This lecture introduces first-order predicate logic, which is basic in many respects. Topics are: propositional and predicate logic, logical formalization, logical inference, games for  finding out truth values, what is a proof?, proof calculus, soundness, completeness, computer science applications (program verification, Prolog).

The lecture will be based on the book "Language, Proof, and Logic'' by Jon Barwise und John Etchemendy (CSLI Stanford). It is didactically very well written, and moreover comes with a CD containing four programs. These programs allow students to do exercises with their computers. Furthermore, there is a server in Stanford that automatically gives direct feedback to the solutions.

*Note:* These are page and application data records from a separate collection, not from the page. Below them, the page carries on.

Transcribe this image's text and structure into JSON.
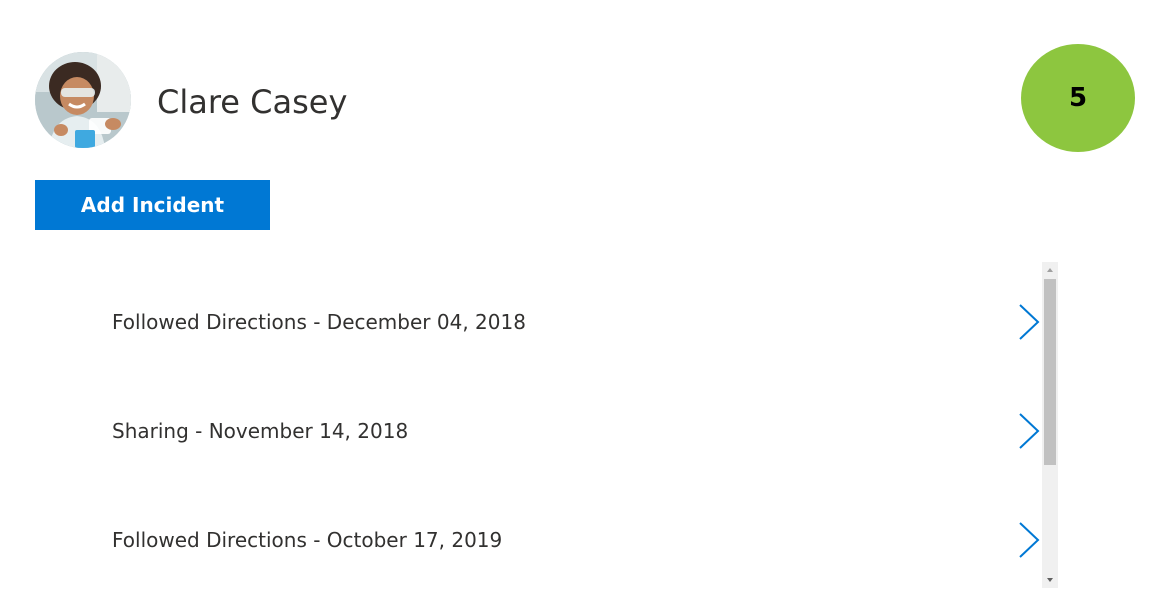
{
  "student": {
    "name": "Clare Casey",
    "avatar_icon": "student-photo",
    "score": "5",
    "score_color": "#8dc63f"
  },
  "actions": {
    "add_incident_label": "Add Incident",
    "accent_color": "#0078d4"
  },
  "incidents": [
    {
      "label": "Followed Directions - December 04, 2018",
      "icon": "chevron-right-icon"
    },
    {
      "label": "Sharing - November 14, 2018",
      "icon": "chevron-right-icon"
    },
    {
      "label": "Followed Directions - October 17, 2019",
      "icon": "chevron-right-icon"
    }
  ]
}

The book and the software have been used very successfully at a lot of universities (both nationally and internationally). While the book is written in English, the lecture will be in German.

Local  information about the book and the software (only locally accessible!)

Proofs in fitch   General help with the LPL software

Grading criteria

Slides for the lecture

English literature   German literature  German slides about Language, proof and logic    more slides

Logic-related pages on the web

Contact: Till Mossakowski www  EMail